New Jersey's Sydney McLaughlin and Athing Mu, two of Team USA's biggest stars at the Olympic Games in Tokyo where they each captured two gold medals, were honored by their hometowns this past weekend.
McLaughlin, who won the 400-meter hurdles by breaking her own World Record with a time of 51.46 and led off the winning 4x400 in Tokyo, was escorted by police and fire departments to Columbia Park in Dunellen on Saturday morning for a ceremony to rename the track "Sydney McLaughlin Track.''
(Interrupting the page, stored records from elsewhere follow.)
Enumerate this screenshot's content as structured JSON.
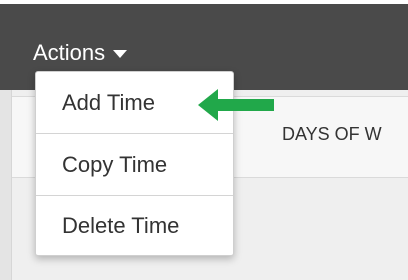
{
  "colors": {
    "toolbar_bg": "#4a4a4a",
    "menu_bg": "#ffffff",
    "pointer_arrow": "#21a84a"
  },
  "toolbar": {
    "actions_label": "Actions",
    "caret_icon": "caret-down-icon"
  },
  "actions_menu": {
    "items": [
      {
        "label": "Add Time"
      },
      {
        "label": "Copy Time"
      },
      {
        "label": "Delete Time"
      }
    ]
  },
  "table": {
    "column_header": "DAYS OF W"
  },
  "annotation": {
    "icon": "left-arrow-icon",
    "points_to": "Add Time"
  }
}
Several hundred fans jammed themselves into Brian O'Neill Sr. Memorial Field to show their support for the 22-year-old McLaughlin, a 2017 graduate of Union Catholic High School. McLaughlin was joined by several family members and her fiance', former NFL wide receiver Andre Levrone Jr., who proposed to McLaughlin on Aug. 20.
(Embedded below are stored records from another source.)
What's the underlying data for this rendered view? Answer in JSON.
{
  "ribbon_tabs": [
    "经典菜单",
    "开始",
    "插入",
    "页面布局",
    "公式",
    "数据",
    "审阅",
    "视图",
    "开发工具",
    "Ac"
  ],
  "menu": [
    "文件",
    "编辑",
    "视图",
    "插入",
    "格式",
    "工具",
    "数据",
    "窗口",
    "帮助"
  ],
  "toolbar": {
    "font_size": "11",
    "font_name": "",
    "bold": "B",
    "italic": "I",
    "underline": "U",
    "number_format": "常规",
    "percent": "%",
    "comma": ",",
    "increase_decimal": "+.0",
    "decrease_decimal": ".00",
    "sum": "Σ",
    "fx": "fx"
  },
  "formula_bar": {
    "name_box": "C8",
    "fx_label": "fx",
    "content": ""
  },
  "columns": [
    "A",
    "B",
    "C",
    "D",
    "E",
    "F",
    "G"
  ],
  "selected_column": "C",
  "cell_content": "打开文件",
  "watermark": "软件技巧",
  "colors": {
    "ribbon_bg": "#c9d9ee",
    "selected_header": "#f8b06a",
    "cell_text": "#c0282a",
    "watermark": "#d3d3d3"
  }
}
The ceremony featured several speakers, including U.S. Rep. Bonnie Watson Colman, D, 12th, and Mike McCabe, McLaughlin's T&F coach at Union Catholic.
Watson pledged to read the language of a proclamation she presented to McLaughlin into the Congressional record, and McCabe, who predicted last year that McLaughlin would win the Olympic gold and break the world record in the 400 hurdles, said McLaughlin is one of a kind.
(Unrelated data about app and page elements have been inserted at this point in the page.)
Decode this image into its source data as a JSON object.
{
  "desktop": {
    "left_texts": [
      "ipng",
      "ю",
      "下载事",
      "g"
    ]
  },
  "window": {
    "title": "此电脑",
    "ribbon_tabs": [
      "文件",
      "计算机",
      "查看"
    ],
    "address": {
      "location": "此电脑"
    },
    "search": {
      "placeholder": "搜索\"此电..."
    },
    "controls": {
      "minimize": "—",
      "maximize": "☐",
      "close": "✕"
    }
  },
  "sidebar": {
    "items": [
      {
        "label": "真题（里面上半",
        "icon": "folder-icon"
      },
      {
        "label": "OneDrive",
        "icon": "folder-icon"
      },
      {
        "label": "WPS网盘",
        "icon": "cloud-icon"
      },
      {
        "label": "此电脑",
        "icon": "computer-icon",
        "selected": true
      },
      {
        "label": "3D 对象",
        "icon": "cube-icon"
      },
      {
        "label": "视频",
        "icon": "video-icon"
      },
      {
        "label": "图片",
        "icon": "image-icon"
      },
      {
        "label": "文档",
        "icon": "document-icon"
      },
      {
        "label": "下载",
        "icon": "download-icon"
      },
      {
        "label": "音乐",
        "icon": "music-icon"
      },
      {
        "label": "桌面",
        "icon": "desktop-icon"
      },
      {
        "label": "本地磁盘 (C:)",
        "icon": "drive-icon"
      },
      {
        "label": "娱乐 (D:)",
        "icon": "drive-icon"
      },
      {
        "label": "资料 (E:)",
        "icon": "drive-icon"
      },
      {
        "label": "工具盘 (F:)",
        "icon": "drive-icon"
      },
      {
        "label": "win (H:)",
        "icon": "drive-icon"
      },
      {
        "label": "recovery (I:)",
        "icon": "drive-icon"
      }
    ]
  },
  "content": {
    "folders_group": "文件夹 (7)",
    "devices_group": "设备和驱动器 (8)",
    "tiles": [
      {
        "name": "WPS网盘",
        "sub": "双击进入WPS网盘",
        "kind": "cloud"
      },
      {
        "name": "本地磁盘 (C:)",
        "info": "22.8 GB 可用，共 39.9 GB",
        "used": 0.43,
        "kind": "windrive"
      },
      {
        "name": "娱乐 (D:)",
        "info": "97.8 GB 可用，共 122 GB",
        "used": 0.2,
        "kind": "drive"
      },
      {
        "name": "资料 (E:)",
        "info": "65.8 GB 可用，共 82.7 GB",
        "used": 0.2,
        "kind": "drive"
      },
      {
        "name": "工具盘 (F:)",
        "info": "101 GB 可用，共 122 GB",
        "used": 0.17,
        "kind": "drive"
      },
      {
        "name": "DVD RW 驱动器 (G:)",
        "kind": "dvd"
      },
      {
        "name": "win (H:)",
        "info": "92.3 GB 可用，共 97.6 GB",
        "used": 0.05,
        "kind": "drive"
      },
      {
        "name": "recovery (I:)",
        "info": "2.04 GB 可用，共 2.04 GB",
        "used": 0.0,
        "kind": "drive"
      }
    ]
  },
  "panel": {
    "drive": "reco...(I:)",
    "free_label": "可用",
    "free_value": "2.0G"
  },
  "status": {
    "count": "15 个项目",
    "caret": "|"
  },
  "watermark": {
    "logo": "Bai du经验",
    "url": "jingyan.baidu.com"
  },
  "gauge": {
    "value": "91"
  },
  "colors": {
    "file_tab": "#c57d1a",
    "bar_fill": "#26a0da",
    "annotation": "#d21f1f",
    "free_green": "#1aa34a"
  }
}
"Sydney is the greatest female high school track and field athlete of all time, and possibly the greatest regardless of gender,'' said McCabe, named the National High School Girls Track and Field Coach of the Year for 2021 by the USTFCCCA and will be inducted into the Union Catholic Hall of Fame next month. Sydney was a pleasure to coach. She is a terrific person. She's kind, caring and thoughtful. I was truly blessed to have the opportunity to be her coach for four years. I'm so happy for what Syd has done, she's achieved her goals. She really is a special person, who has earned her success, and for as much as people just expect it to happen for her, she has to work for it. Yes, she has talent and ability and all that, but you have to work for it, and you have to be able to do it. So that's the most unbelievable part that she could put it all together and keep it all together because that's the ultimate challenge.''
McLaughlin, who spent nearly two hours after the ceremony posing for photos and interacting with fans, said it meant a lot to be back in Dunellen.
"It's just awesome to being to be home, with family and finally celebrate," McLaughlin said as her two shiny gold medals dangled from her neck. "It's just really great to have the opportunity to share this with everyone in my town."
On Sunday, it was Mu's turn to be feted as the city of Trenton held a huge parade to celebrate her accomplishments at the Olympics, where she became the first U.S. woman to capture the 800 gold since 1968, and anchoring the victorious 4x400 relay. Mu, who ran 1:55.21 in Tokyo to break the American record, broke her own record when she ran 1:55.05 at the Prefontaine Classic on Aug. 21.
Many politicians attended the event, including Gov. Phil Murphy.
The 19-year-old Mu wore her gold medals and waved to enthusiastic supporters while riding on a float during the parade, which began at Trenton High School, where Mu graduated from in 2020, and finished with a ceremony at City Hall.
"One thing I can say about Trenton is, we may not be the shiniest city, we have our ups and down, but when someone does something amazing, we all come together," Mu said in a report by NJ.com.
Mu, who went pro and signed with Nike after she turned in the greatest season in NCAA history as a freshman at Texas A&M this past year, also told NJ.com that she's grateful for the support she's received from Trenton.
"This didn't come out of nowhere. I've been running for basically all my life,'' Mu told NJ.com. "Beyond just running, I had a good support system behind me, my coaches, my family, and then support from the city as well. Those aren't just my own medals. They're medals for everyone that's been with me My journey, up until this point, wasn't smooth. I had my ups and downs. I had my moments of questioning my career, what I wanted to do and everything, but I was resilient. I had a vision in mind.''